- **Exercise directions**
Note each line in the data below that holds "meta", and copy it.

***

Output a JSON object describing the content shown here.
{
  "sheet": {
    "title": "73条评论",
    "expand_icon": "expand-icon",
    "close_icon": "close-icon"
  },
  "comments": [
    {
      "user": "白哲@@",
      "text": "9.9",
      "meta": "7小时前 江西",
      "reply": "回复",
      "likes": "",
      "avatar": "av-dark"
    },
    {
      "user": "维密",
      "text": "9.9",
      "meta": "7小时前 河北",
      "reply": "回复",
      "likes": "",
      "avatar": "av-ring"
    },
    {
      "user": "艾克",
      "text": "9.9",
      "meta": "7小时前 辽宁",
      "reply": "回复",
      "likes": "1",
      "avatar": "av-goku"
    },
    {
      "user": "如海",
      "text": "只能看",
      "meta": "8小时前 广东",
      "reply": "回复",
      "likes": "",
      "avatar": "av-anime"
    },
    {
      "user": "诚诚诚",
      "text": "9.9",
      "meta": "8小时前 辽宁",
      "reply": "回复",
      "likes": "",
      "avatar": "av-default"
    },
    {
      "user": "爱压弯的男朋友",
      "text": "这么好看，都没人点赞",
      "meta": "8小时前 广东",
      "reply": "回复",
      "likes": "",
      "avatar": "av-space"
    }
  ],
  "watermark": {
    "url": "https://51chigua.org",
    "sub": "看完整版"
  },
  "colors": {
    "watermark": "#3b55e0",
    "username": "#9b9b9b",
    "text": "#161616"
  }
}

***

- **Result**
      "meta": "7小时前 江西",
      "meta": "7小时前 河北",
      "meta": "7小时前 辽宁",
      "meta": "8小时前 广东",
      "meta": "8小时前 辽宁",
      "meta": "8小时前 广东",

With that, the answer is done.